**MATERIAL PROVIDED**
════

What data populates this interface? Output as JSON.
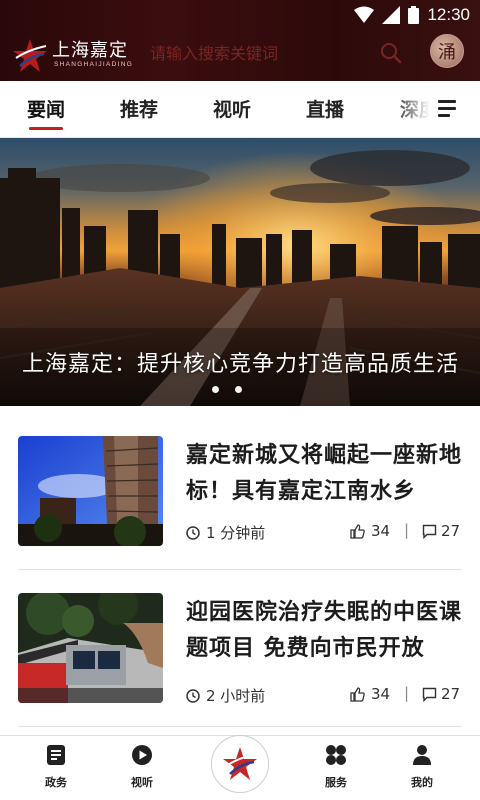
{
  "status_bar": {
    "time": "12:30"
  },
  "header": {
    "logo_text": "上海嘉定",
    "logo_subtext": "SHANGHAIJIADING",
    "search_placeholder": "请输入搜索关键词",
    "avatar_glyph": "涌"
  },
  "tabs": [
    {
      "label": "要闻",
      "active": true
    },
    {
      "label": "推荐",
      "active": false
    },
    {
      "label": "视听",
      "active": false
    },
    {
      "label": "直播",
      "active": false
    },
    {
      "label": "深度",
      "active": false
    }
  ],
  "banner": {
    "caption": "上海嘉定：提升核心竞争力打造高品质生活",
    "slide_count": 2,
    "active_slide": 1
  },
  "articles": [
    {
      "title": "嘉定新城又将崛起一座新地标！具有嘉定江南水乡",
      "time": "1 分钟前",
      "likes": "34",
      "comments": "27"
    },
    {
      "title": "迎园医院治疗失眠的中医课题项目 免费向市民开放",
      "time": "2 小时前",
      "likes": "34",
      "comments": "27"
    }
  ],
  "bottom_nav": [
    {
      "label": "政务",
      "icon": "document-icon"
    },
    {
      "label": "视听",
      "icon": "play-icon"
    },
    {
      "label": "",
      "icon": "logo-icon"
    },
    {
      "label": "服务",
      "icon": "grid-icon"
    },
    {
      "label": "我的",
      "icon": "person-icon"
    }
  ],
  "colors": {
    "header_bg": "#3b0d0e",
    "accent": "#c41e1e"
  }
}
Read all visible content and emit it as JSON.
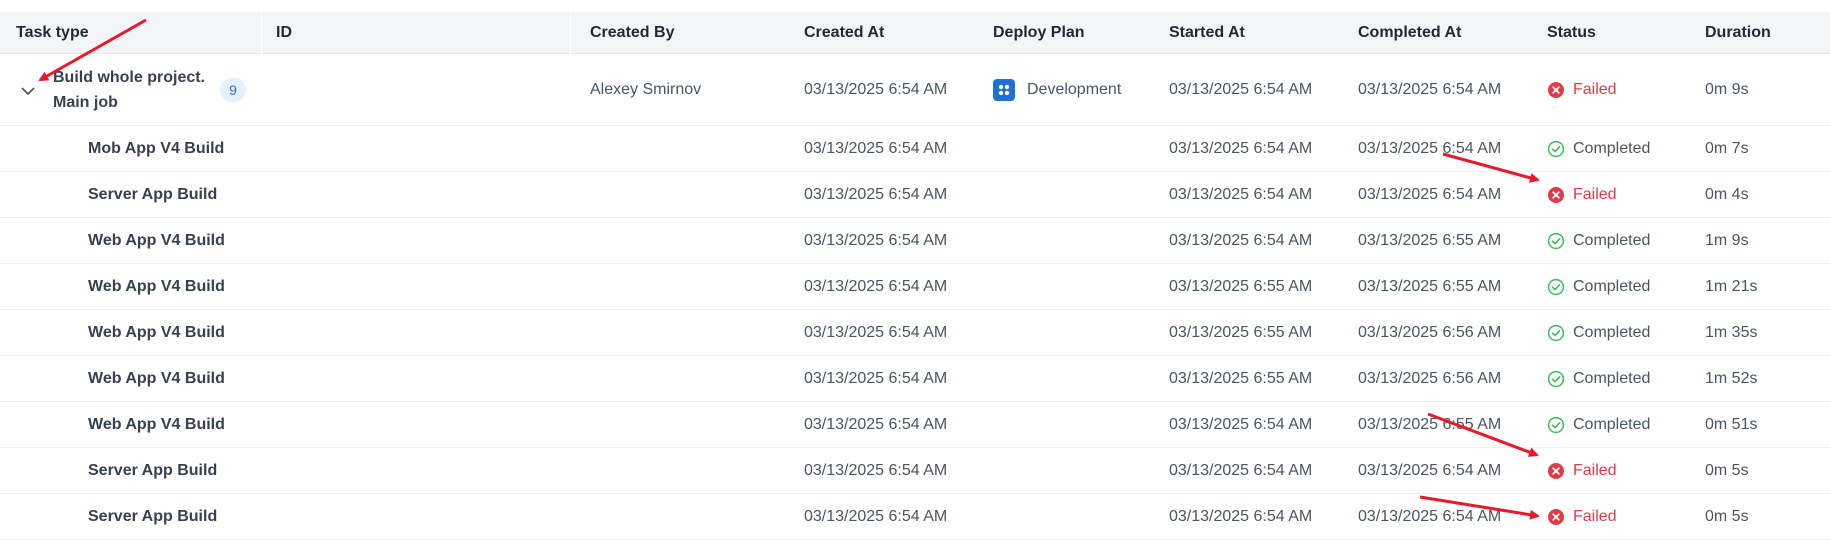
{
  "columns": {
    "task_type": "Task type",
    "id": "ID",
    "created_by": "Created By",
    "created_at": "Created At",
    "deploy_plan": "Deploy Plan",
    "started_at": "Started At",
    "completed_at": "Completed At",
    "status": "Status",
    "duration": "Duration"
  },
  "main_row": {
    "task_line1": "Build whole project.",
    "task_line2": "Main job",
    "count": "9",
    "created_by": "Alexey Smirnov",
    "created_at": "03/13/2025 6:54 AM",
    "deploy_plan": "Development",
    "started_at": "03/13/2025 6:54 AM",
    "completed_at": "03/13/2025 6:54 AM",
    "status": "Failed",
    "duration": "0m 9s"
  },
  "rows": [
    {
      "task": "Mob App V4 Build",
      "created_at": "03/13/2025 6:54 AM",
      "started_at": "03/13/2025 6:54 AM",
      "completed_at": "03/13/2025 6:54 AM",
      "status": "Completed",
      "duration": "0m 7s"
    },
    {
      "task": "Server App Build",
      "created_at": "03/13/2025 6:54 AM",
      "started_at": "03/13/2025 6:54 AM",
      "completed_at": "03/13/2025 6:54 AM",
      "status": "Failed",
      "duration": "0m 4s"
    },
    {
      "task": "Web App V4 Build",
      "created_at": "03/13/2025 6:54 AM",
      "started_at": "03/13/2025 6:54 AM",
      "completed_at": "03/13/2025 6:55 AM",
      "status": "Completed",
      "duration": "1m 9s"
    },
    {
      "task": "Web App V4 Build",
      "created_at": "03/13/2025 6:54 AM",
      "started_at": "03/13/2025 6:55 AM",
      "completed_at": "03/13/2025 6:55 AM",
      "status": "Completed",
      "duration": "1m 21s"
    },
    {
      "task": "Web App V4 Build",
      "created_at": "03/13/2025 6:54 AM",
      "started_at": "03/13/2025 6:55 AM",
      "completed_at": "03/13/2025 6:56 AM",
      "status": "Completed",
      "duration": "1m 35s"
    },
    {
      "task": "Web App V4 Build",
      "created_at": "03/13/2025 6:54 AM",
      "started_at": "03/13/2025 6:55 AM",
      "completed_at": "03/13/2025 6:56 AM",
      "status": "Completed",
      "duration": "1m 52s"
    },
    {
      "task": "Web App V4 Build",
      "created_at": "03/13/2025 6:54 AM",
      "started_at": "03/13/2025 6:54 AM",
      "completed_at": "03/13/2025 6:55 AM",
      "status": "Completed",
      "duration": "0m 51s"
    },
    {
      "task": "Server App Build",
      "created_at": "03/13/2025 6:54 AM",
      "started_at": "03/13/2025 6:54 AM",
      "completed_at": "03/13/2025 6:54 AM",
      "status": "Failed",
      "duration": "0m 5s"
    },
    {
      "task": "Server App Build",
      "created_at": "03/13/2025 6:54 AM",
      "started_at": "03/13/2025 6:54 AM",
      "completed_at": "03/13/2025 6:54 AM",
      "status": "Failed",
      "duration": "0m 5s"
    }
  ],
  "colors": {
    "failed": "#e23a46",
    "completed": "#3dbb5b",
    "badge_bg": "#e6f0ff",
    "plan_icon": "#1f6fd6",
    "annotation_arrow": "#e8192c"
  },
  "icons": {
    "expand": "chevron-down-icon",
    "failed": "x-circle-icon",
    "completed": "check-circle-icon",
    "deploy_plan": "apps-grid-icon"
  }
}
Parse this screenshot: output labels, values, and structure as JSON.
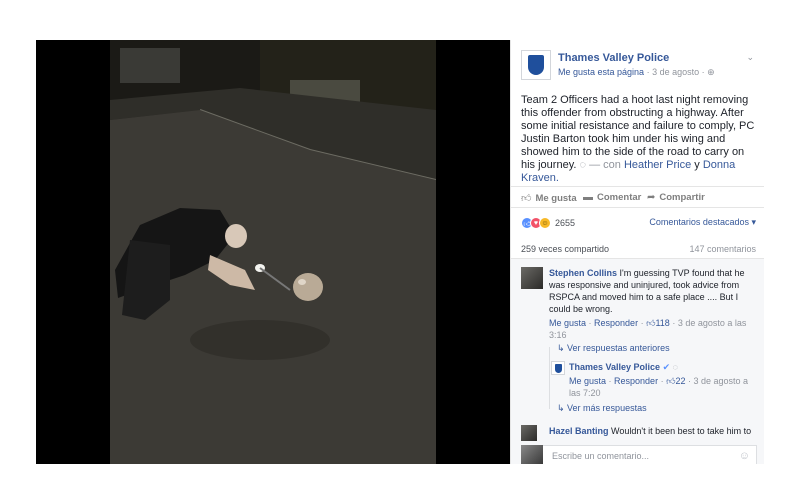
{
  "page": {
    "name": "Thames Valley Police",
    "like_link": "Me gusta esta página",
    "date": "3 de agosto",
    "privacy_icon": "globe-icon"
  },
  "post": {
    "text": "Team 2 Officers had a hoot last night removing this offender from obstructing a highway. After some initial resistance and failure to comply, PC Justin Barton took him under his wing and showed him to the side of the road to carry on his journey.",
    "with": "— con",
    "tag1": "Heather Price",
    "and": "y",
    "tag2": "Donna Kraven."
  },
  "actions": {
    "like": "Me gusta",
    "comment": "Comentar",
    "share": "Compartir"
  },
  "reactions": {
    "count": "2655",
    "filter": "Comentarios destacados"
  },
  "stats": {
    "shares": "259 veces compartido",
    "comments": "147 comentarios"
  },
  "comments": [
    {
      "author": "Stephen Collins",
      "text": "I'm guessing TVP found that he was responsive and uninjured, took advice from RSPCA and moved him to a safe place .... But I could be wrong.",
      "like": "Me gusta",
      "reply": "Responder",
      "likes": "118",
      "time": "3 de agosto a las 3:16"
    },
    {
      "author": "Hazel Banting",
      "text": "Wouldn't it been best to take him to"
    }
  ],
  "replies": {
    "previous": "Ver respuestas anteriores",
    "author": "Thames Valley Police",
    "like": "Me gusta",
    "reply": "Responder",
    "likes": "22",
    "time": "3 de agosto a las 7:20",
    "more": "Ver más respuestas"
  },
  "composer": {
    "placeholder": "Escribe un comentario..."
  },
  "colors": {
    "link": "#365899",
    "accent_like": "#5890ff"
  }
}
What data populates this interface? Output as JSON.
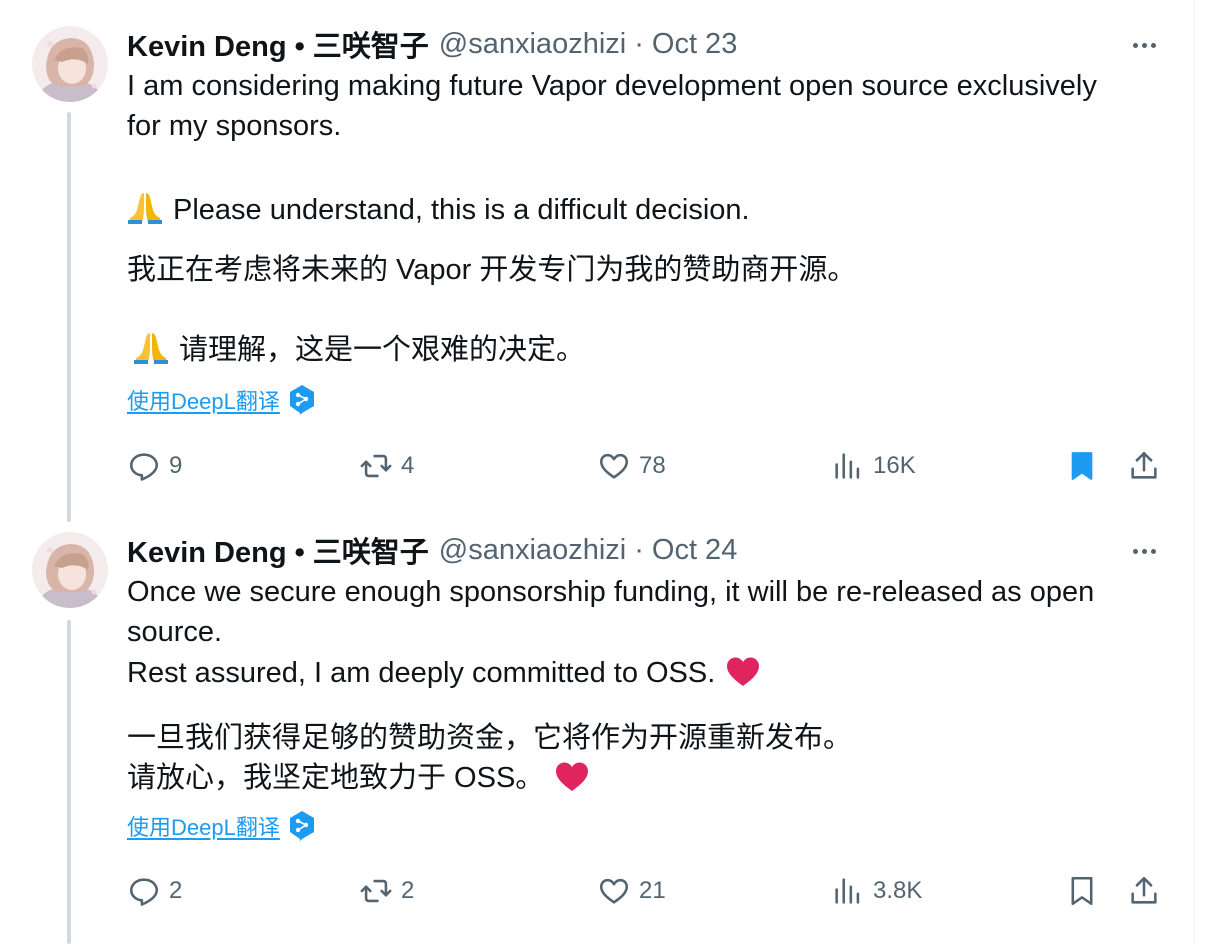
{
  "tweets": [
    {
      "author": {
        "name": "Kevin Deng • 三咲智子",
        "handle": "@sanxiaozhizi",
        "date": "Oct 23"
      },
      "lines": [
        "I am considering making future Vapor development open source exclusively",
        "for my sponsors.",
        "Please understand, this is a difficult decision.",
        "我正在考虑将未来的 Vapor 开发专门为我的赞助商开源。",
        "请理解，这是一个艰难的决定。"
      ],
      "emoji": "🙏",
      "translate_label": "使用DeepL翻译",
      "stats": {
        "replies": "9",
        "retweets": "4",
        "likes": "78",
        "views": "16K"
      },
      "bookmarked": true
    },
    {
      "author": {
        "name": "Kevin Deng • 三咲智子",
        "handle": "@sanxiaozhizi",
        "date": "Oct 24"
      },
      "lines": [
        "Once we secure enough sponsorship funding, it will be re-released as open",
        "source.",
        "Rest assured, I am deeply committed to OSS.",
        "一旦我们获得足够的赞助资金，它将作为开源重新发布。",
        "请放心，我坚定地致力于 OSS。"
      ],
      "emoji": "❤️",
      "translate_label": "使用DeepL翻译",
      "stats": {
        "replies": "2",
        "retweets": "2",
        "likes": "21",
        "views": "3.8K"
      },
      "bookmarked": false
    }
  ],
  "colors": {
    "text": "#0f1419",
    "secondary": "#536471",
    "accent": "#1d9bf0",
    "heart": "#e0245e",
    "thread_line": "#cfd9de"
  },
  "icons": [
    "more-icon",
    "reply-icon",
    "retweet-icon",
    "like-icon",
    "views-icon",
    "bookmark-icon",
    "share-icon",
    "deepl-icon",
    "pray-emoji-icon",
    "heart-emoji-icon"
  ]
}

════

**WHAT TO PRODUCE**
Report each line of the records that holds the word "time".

**TASK RESPONSE**
    "time": "12:30"
      "time": "1 分钟前",
      "time": "2 小时前",
      "time": "3 de agosto a las 3:16"
    "time": "3 de agosto a las 7:20",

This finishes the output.